=== Begin Enclosure ===
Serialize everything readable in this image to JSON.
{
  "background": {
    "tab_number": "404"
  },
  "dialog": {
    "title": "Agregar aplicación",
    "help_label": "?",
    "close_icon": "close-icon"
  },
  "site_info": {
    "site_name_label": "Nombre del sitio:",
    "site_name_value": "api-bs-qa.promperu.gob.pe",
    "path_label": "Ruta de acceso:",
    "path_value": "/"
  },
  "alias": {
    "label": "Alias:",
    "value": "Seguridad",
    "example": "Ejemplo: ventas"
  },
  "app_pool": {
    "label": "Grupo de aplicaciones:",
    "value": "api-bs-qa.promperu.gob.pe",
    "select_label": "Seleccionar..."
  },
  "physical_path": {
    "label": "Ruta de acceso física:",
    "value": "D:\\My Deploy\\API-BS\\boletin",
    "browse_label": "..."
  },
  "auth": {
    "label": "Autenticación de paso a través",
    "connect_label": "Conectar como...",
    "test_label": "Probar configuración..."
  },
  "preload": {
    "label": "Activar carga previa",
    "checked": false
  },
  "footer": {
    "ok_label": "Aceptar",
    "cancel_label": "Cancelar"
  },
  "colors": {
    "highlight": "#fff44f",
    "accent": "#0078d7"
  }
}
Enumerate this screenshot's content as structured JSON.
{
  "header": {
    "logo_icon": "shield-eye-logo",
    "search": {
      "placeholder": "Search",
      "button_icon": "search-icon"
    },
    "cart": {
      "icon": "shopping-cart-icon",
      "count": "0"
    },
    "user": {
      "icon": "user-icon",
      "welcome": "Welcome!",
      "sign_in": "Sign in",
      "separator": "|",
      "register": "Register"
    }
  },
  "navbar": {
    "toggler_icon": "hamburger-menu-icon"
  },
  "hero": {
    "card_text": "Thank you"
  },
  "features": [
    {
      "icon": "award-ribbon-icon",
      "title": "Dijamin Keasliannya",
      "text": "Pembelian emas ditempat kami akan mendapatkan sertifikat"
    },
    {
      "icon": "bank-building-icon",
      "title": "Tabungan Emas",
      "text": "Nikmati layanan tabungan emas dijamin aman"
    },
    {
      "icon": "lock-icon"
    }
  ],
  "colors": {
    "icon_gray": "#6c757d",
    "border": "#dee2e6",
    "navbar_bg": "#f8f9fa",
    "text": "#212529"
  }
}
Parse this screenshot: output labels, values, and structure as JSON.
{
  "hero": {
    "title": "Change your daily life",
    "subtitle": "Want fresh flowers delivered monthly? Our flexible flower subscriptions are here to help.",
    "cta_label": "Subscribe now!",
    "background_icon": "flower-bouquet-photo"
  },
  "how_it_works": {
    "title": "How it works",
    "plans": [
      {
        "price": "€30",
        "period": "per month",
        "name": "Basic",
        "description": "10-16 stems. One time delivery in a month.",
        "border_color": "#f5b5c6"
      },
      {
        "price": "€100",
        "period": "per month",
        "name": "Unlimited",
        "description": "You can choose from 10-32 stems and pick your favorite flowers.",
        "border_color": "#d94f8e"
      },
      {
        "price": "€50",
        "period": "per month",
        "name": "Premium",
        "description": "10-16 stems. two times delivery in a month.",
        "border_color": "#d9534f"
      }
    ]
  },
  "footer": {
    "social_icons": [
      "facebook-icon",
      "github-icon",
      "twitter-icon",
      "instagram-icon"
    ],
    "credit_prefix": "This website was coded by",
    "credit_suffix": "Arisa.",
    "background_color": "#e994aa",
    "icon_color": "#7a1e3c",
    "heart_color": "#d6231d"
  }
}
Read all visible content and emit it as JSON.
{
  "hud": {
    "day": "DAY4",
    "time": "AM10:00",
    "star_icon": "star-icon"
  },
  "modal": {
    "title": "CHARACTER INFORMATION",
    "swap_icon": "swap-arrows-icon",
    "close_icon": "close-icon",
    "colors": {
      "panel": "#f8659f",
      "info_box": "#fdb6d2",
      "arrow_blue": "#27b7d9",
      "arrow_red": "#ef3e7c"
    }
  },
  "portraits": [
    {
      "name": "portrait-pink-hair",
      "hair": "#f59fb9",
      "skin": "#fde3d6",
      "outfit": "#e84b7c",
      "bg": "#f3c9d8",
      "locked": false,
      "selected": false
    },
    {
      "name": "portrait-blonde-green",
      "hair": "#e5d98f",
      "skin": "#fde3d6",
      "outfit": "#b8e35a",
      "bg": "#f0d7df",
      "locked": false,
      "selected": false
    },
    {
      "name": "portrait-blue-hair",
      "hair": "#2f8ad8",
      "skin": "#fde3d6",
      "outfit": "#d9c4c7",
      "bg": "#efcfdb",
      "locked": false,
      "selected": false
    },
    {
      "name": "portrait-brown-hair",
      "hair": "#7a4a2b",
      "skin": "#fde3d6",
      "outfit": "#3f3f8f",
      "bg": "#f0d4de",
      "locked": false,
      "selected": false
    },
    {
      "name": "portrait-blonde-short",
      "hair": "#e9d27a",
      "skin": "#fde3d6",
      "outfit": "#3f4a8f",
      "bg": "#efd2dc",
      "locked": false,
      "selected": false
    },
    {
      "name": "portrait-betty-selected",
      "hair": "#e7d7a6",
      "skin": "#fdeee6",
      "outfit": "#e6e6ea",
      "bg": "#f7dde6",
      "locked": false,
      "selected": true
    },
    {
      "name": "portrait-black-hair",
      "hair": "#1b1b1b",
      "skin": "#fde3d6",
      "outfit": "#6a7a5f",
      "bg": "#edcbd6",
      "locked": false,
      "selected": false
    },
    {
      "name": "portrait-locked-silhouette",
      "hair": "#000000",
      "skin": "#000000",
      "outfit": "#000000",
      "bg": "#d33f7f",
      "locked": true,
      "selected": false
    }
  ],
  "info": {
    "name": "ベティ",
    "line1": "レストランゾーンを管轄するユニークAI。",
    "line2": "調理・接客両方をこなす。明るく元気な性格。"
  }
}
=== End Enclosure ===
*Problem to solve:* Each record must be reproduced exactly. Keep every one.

*Response to this task:*
Serialize everything readable in this image to JSON.
{
  "background": {
    "tab_number": "404"
  },
  "dialog": {
    "title": "Agregar aplicación",
    "help_label": "?",
    "close_icon": "close-icon"
  },
  "site_info": {
    "site_name_label": "Nombre del sitio:",
    "site_name_value": "api-bs-qa.promperu.gob.pe",
    "path_label": "Ruta de acceso:",
    "path_value": "/"
  },
  "alias": {
    "label": "Alias:",
    "value": "Seguridad",
    "example": "Ejemplo: ventas"
  },
  "app_pool": {
    "label": "Grupo de aplicaciones:",
    "value": "api-bs-qa.promperu.gob.pe",
    "select_label": "Seleccionar..."
  },
  "physical_path": {
    "label": "Ruta de acceso física:",
    "value": "D:\\My Deploy\\API-BS\\boletin",
    "browse_label": "..."
  },
  "auth": {
    "label": "Autenticación de paso a través",
    "connect_label": "Conectar como...",
    "test_label": "Probar configuración..."
  },
  "preload": {
    "label": "Activar carga previa",
    "checked": false
  },
  "footer": {
    "ok_label": "Aceptar",
    "cancel_label": "Cancelar"
  },
  "colors": {
    "highlight": "#fff44f",
    "accent": "#0078d7"
  }
}
Enumerate this screenshot's content as structured JSON.
{
  "header": {
    "logo_icon": "shield-eye-logo",
    "search": {
      "placeholder": "Search",
      "button_icon": "search-icon"
    },
    "cart": {
      "icon": "shopping-cart-icon",
      "count": "0"
    },
    "user": {
      "icon": "user-icon",
      "welcome": "Welcome!",
      "sign_in": "Sign in",
      "separator": "|",
      "register": "Register"
    }
  },
  "navbar": {
    "toggler_icon": "hamburger-menu-icon"
  },
  "hero": {
    "card_text": "Thank you"
  },
  "features": [
    {
      "icon": "award-ribbon-icon",
      "title": "Dijamin Keasliannya",
      "text": "Pembelian emas ditempat kami akan mendapatkan sertifikat"
    },
    {
      "icon": "bank-building-icon",
      "title": "Tabungan Emas",
      "text": "Nikmati layanan tabungan emas dijamin aman"
    },
    {
      "icon": "lock-icon"
    }
  ],
  "colors": {
    "icon_gray": "#6c757d",
    "border": "#dee2e6",
    "navbar_bg": "#f8f9fa",
    "text": "#212529"
  }
}
Parse this screenshot: output labels, values, and structure as JSON.
{
  "hero": {
    "title": "Change your daily life",
    "subtitle": "Want fresh flowers delivered monthly? Our flexible flower subscriptions are here to help.",
    "cta_label": "Subscribe now!",
    "background_icon": "flower-bouquet-photo"
  },
  "how_it_works": {
    "title": "How it works",
    "plans": [
      {
        "price": "€30",
        "period": "per month",
        "name": "Basic",
        "description": "10-16 stems. One time delivery in a month.",
        "border_color": "#f5b5c6"
      },
      {
        "price": "€100",
        "period": "per month",
        "name": "Unlimited",
        "description": "You can choose from 10-32 stems and pick your favorite flowers.",
        "border_color": "#d94f8e"
      },
      {
        "price": "€50",
        "period": "per month",
        "name": "Premium",
        "description": "10-16 stems. two times delivery in a month.",
        "border_color": "#d9534f"
      }
    ]
  },
  "footer": {
    "social_icons": [
      "facebook-icon",
      "github-icon",
      "twitter-icon",
      "instagram-icon"
    ],
    "credit_prefix": "This website was coded by",
    "credit_suffix": "Arisa.",
    "background_color": "#e994aa",
    "icon_color": "#7a1e3c",
    "heart_color": "#d6231d"
  }
}
Read all visible content and emit it as JSON.
{
  "hud": {
    "day": "DAY4",
    "time": "AM10:00",
    "star_icon": "star-icon"
  },
  "modal": {
    "title": "CHARACTER INFORMATION",
    "swap_icon": "swap-arrows-icon",
    "close_icon": "close-icon",
    "colors": {
      "panel": "#f8659f",
      "info_box": "#fdb6d2",
      "arrow_blue": "#27b7d9",
      "arrow_red": "#ef3e7c"
    }
  },
  "portraits": [
    {
      "name": "portrait-pink-hair",
      "hair": "#f59fb9",
      "skin": "#fde3d6",
      "outfit": "#e84b7c",
      "bg": "#f3c9d8",
      "locked": false,
      "selected": false
    },
    {
      "name": "portrait-blonde-green",
      "hair": "#e5d98f",
      "skin": "#fde3d6",
      "outfit": "#b8e35a",
      "bg": "#f0d7df",
      "locked": false,
      "selected": false
    },
    {
      "name": "portrait-blue-hair",
      "hair": "#2f8ad8",
      "skin": "#fde3d6",
      "outfit": "#d9c4c7",
      "bg": "#efcfdb",
      "locked": false,
      "selected": false
    },
    {
      "name": "portrait-brown-hair",
      "hair": "#7a4a2b",
      "skin": "#fde3d6",
      "outfit": "#3f3f8f",
      "bg": "#f0d4de",
      "locked": false,
      "selected": false
    },
    {
      "name": "portrait-blonde-short",
      "hair": "#e9d27a",
      "skin": "#fde3d6",
      "outfit": "#3f4a8f",
      "bg": "#efd2dc",
      "locked": false,
      "selected": false
    },
    {
      "name": "portrait-betty-selected",
      "hair": "#e7d7a6",
      "skin": "#fdeee6",
      "outfit": "#e6e6ea",
      "bg": "#f7dde6",
      "locked": false,
      "selected": true
    },
    {
      "name": "portrait-black-hair",
      "hair": "#1b1b1b",
      "skin": "#fde3d6",
      "outfit": "#6a7a5f",
      "bg": "#edcbd6",
      "locked": false,
      "selected": false
    },
    {
      "name": "portrait-locked-silhouette",
      "hair": "#000000",
      "skin": "#000000",
      "outfit": "#000000",
      "bg": "#d33f7f",
      "locked": true,
      "selected": false
    }
  ],
  "info": {
    "name": "ベティ",
    "line1": "レストランゾーンを管轄するユニークAI。",
    "line2": "調理・接客両方をこなす。明るく元気な性格。"
  }
}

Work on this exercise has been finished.